When you buy a stock, you are buying a share of the company. It is usually a very tiny share, but it is a share in the company nonetheless. If you own stock in Apple, you own a tiny fraction of its operations. You own a tiny fraction of its buildings and equipment. You own a tiny share in the profits in the form of dividends. When you buy Apple stock, you are buying something.
When you buy gold, or even a certificate representing gold, you are buying something. You can actually touch the gold, and you can use it for jewelry, or industrial purposes, or as an alternative form of money. Gold has a history of being used as money for thousands of years up through part of the 20th century. It is still held by central banks today.

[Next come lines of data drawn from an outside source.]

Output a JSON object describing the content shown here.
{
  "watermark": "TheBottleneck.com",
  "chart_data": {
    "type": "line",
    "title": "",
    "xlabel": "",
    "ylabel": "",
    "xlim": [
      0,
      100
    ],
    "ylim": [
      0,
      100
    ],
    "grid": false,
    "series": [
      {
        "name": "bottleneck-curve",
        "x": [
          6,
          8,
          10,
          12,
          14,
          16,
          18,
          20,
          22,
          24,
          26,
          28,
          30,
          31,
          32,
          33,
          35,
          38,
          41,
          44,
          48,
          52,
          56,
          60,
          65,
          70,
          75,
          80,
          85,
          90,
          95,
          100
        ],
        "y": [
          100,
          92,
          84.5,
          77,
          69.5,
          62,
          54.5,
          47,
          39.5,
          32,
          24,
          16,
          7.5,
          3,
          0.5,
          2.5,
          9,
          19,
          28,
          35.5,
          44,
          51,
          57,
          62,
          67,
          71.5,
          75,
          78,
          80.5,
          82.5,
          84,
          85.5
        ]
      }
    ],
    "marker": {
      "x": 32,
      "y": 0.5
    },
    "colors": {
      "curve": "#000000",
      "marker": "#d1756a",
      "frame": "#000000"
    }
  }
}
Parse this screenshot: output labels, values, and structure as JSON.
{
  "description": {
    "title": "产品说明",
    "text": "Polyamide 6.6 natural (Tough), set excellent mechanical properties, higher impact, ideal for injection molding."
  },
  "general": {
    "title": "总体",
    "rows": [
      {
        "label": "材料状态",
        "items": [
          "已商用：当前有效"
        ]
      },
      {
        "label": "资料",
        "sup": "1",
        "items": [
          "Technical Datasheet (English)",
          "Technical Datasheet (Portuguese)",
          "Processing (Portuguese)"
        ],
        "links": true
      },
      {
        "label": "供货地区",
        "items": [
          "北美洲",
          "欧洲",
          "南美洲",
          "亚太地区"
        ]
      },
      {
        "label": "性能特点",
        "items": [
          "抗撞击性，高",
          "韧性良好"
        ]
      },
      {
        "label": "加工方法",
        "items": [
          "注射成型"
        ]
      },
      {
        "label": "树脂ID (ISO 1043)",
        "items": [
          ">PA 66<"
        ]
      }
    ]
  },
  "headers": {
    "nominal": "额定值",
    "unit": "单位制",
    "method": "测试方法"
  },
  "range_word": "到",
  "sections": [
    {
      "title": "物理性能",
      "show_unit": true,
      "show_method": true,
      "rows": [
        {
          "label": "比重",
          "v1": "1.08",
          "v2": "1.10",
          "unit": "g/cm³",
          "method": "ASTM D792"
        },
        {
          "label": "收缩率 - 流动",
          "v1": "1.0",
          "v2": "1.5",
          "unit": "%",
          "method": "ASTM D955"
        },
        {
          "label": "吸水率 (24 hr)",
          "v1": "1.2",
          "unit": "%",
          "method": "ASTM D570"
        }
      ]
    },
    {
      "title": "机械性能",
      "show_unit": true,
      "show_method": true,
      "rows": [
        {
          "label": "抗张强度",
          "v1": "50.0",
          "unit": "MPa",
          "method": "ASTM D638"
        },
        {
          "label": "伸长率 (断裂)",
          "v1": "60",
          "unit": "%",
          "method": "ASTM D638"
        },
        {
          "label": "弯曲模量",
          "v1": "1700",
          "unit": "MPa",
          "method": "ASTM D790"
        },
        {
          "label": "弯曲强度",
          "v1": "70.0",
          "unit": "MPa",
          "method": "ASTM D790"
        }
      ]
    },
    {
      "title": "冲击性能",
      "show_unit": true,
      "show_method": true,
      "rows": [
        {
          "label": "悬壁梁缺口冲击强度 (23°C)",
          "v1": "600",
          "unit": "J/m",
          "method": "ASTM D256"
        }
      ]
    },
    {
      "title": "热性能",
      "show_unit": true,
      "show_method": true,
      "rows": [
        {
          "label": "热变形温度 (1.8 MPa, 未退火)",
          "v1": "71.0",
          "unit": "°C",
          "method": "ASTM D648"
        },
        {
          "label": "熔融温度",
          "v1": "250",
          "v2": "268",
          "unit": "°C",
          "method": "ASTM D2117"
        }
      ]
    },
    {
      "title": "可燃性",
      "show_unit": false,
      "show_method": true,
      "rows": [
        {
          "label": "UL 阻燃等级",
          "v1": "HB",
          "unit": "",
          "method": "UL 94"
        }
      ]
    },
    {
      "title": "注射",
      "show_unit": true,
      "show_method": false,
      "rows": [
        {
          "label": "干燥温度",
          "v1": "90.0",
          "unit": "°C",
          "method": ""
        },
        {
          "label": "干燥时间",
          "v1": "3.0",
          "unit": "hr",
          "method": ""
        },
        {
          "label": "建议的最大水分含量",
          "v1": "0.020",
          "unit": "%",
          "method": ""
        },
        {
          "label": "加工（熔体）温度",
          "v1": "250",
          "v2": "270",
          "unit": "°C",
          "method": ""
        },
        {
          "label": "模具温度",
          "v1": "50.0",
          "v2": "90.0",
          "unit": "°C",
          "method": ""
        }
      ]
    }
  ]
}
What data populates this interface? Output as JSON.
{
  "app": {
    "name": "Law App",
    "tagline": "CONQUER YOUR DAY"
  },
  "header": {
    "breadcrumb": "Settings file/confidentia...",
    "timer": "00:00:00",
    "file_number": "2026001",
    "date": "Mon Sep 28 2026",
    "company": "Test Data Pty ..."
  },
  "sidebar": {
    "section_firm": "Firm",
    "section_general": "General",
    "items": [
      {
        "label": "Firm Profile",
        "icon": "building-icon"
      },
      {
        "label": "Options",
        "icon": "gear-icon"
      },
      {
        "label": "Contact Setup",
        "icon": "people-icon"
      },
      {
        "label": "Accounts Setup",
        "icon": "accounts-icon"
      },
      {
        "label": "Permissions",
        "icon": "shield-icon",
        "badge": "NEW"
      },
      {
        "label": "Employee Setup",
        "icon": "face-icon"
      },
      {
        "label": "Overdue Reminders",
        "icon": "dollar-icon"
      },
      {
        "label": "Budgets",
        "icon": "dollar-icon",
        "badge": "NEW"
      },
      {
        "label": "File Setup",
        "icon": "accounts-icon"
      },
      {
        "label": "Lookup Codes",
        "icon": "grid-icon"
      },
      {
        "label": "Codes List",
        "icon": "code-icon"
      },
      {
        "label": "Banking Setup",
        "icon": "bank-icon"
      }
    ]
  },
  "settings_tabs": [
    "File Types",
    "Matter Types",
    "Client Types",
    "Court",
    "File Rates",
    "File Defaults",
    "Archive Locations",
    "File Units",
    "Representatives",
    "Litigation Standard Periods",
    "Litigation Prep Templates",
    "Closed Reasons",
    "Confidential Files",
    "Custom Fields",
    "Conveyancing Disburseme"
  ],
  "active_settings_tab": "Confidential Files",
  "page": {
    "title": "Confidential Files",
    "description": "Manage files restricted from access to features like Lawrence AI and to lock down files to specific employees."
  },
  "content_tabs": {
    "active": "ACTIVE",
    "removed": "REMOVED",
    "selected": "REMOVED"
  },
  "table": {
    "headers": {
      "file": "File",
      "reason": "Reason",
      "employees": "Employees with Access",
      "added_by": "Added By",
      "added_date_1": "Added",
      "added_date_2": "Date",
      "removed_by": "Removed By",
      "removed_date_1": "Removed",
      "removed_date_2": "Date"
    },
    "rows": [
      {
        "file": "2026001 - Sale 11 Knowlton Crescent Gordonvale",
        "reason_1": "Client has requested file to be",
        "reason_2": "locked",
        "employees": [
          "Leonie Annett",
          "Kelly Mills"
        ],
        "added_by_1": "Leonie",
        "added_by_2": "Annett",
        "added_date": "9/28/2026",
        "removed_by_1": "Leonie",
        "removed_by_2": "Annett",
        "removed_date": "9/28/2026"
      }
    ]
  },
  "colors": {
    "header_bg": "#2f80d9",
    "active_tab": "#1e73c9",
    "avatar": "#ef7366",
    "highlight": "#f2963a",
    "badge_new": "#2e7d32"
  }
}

If you buy a cryptocurrency – let’s say Bitcoin, since it is the most popular – then what are you buying? Bitcoin isn’t a company like Apple. You can’t redeem your Bitcoin shares for anything tangible like gold.
Bitcoin does not sell products like Apple. It doesn’t make a profit as a corporation would. The only profit is coming from the next sucker who will buy it at a higher price than what you paid for it.
Someone might say that you are buying the technology behind Bitcoin. But this means nothing. That technology isn’t earning a profit. It isn’t patented, as can be seen with well over a thousand cryptocurrencies today. There is no Bitcoin company selling technological services to consumers. And there is no building owned by a Bitcoin company.
In other words, when you have shares of Bitcoin – as opposed to shares of Apple or another company – you don’t really own anything. You don’t own anything tangible, and you don’t own anything that can be sold to consumers other than the speculation itself.
There will be a major crash in Bitcoin and all of the other cryptocurrencies, unless there is something out there that is actually backed by something. The only thing I am unsure of is whether the crash in cryptocurrencies will happen before a stock market crash and recession, or after. Or maybe they will occur simultaneously.
But as much as stocks are in a bubble, they aren’t going to zero. That is because you still own the company and its underlying assets. Some stocks might go to zero where the company’s debt is greater than its assets and it is no longer able to make a profit. But as a whole, stocks aren’t going to zero. I can’t be sure of cryptocurrencies, but they really could go to essentially zero.
Ok, so I didn’t really create my own cryptocurrency, but here are a couple of guys who did. Maybe you could get in early.
(Warning: You may not want to watch at work or around the kids.)